On Writing is one of Stephen King’s only works of non-fiction published in 2000, that captures the essence of what is required in order to follow the art of writing a novel. The tips and tricks shared by the author are preceded by a brief autobiography that is necessary, as explained by King, to show the reader what influenced him in his writing from an early childhood and into his twenties where he worked as an English teacher.

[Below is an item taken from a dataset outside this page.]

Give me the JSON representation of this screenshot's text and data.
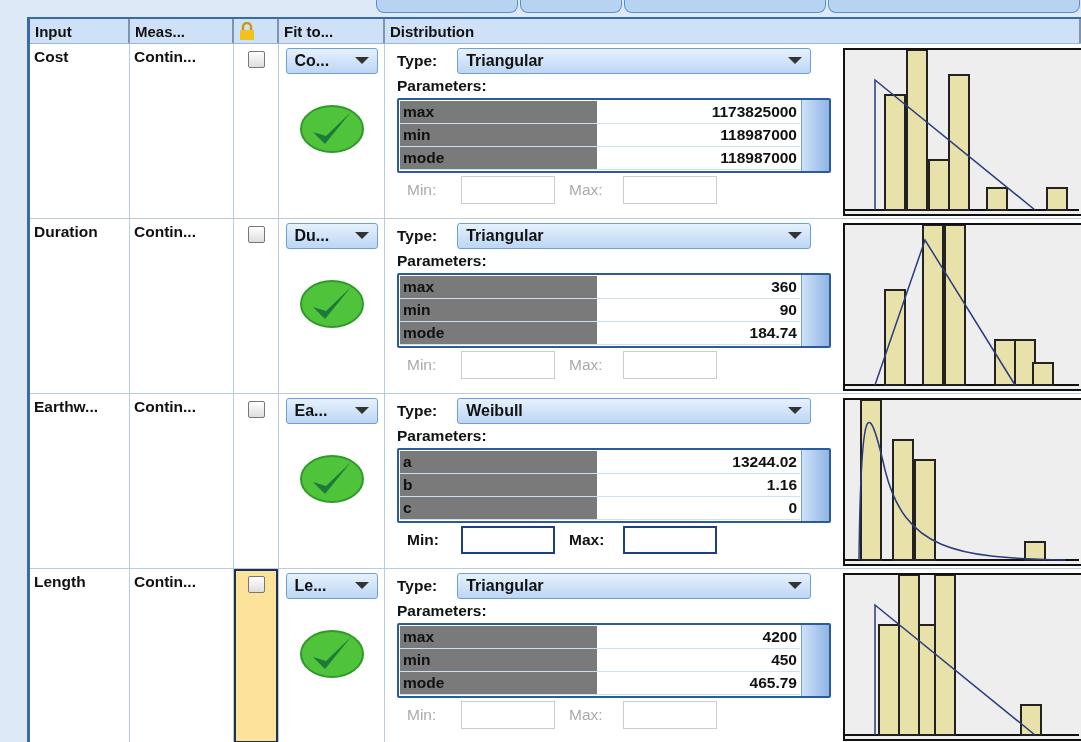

My lovely wife kindly researched the best gift to give an aspiring writer and came up with this book, which she gave me for Father’s Day. I read it last week and learned some valuable tips which I will work into my writing and writing habits. A few pearls of wisdom include to (as much as possible) not include flashbacks into your writing. King says he’s an A-Z kinda guy and believes that a story must work chronologically. Flashbacks disrupt the flow and are unecessary. Other well known tips that he reiterates include to not use too many adverbs, and to cut out verbosity where possible. It’s best not to over describe scenes to the point of explaining every single detail to the reader who needs to use his or her imagination at times.
The book ends with King’s painful account of his accident and recovery where he broke his leg in nine places, fractured ribs and suffered from a collapsed lung. He almost died. It was then that I realised what inspired him to write the novel. Amazing what coming close to death will make you do differently.
A highly recommended book for aspiring writers or anyone who enjoys writing.